Exercise aim:
Below are some records; find each line that carries the word "value" and copy it.
Segment Open
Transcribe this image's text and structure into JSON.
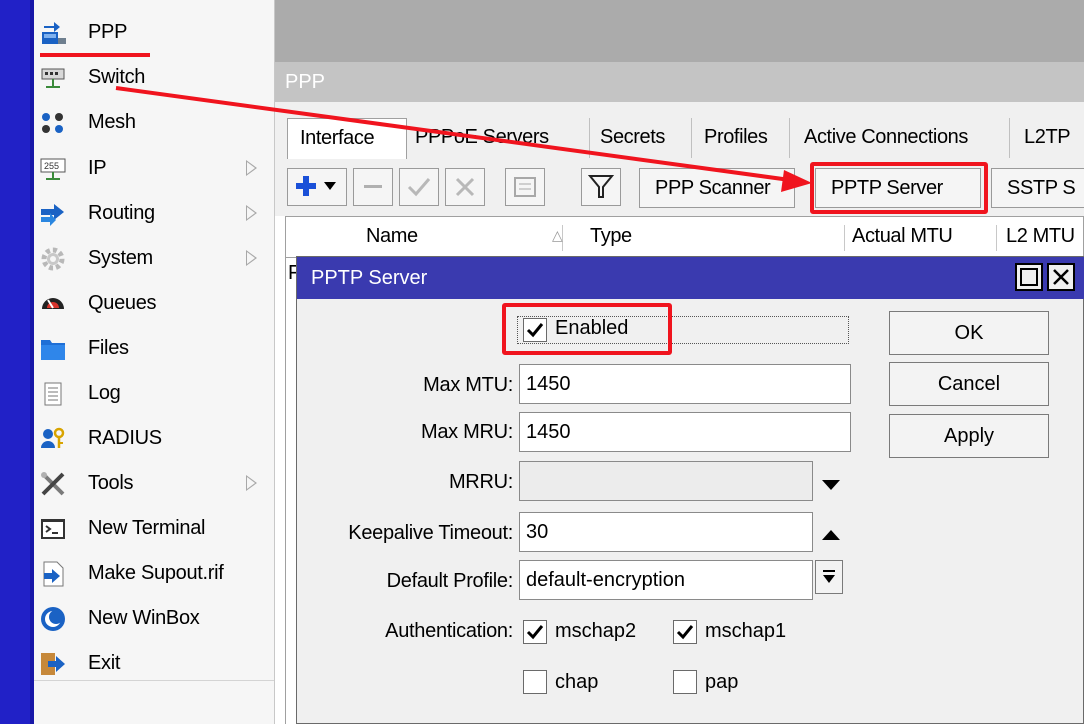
{
  "menu": {
    "items": [
      {
        "label": "PPP",
        "icon": "ppp-icon",
        "has_submenu": false
      },
      {
        "label": "Switch",
        "icon": "switch-icon",
        "has_submenu": false
      },
      {
        "label": "Mesh",
        "icon": "mesh-icon",
        "has_submenu": false
      },
      {
        "label": "IP",
        "icon": "ip-icon",
        "has_submenu": true
      },
      {
        "label": "Routing",
        "icon": "routing-icon",
        "has_submenu": true
      },
      {
        "label": "System",
        "icon": "gear-icon",
        "has_submenu": true
      },
      {
        "label": "Queues",
        "icon": "queues-icon",
        "has_submenu": false
      },
      {
        "label": "Files",
        "icon": "folder-icon",
        "has_submenu": false
      },
      {
        "label": "Log",
        "icon": "log-icon",
        "has_submenu": false
      },
      {
        "label": "RADIUS",
        "icon": "radius-icon",
        "has_submenu": false
      },
      {
        "label": "Tools",
        "icon": "tools-icon",
        "has_submenu": true
      },
      {
        "label": "New Terminal",
        "icon": "terminal-icon",
        "has_submenu": false
      },
      {
        "label": "Make Supout.rif",
        "icon": "supout-icon",
        "has_submenu": false
      },
      {
        "label": "New WinBox",
        "icon": "winbox-icon",
        "has_submenu": false
      },
      {
        "label": "Exit",
        "icon": "exit-icon",
        "has_submenu": false
      }
    ],
    "ip_icon_text": "255"
  },
  "ppp_window": {
    "title": "PPP",
    "tabs": [
      "Interface",
      "PPPoE Servers",
      "Secrets",
      "Profiles",
      "Active Connections",
      "L2TP"
    ],
    "toolbar": {
      "scanner_label": "PPP Scanner",
      "pptp_label": "PPTP Server",
      "sstp_label": "SSTP S"
    },
    "columns": {
      "flag": "",
      "name": "Name",
      "type": "Type",
      "actual_mtu": "Actual MTU",
      "l2_mtu": "L2 MTU"
    },
    "row_fragment": "F"
  },
  "dialog": {
    "title": "PPTP Server",
    "enabled": {
      "label": "Enabled",
      "checked": true
    },
    "fields": {
      "max_mtu": {
        "label": "Max MTU:",
        "value": "1450"
      },
      "max_mru": {
        "label": "Max MRU:",
        "value": "1450"
      },
      "mrru": {
        "label": "MRRU:",
        "value": ""
      },
      "keepalive": {
        "label": "Keepalive Timeout:",
        "value": "30"
      },
      "default_profile": {
        "label": "Default Profile:",
        "value": "default-encryption"
      }
    },
    "authentication": {
      "label": "Authentication:",
      "options": [
        {
          "label": "mschap2",
          "checked": true
        },
        {
          "label": "mschap1",
          "checked": true
        },
        {
          "label": "chap",
          "checked": false
        },
        {
          "label": "pap",
          "checked": false
        }
      ]
    },
    "buttons": {
      "ok": "OK",
      "cancel": "Cancel",
      "apply": "Apply"
    }
  },
  "colors": {
    "highlight": "#f0141e",
    "dialog_title": "#3a3aaf",
    "accent_blue": "#2121c7"
  }
}
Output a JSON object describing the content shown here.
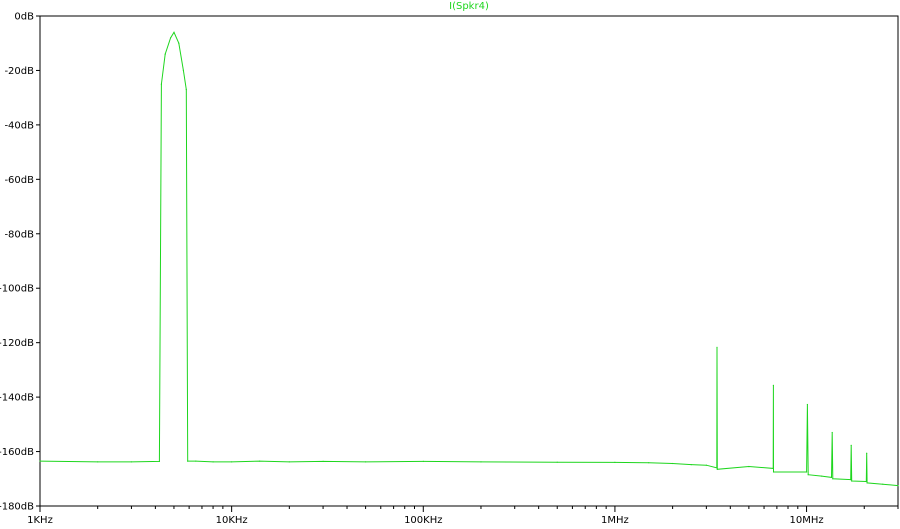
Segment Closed
Written answer:
        "value": "1450"
        "value": "1450"
        "value": ""
        "value": "30"
        "value": "default-encryption"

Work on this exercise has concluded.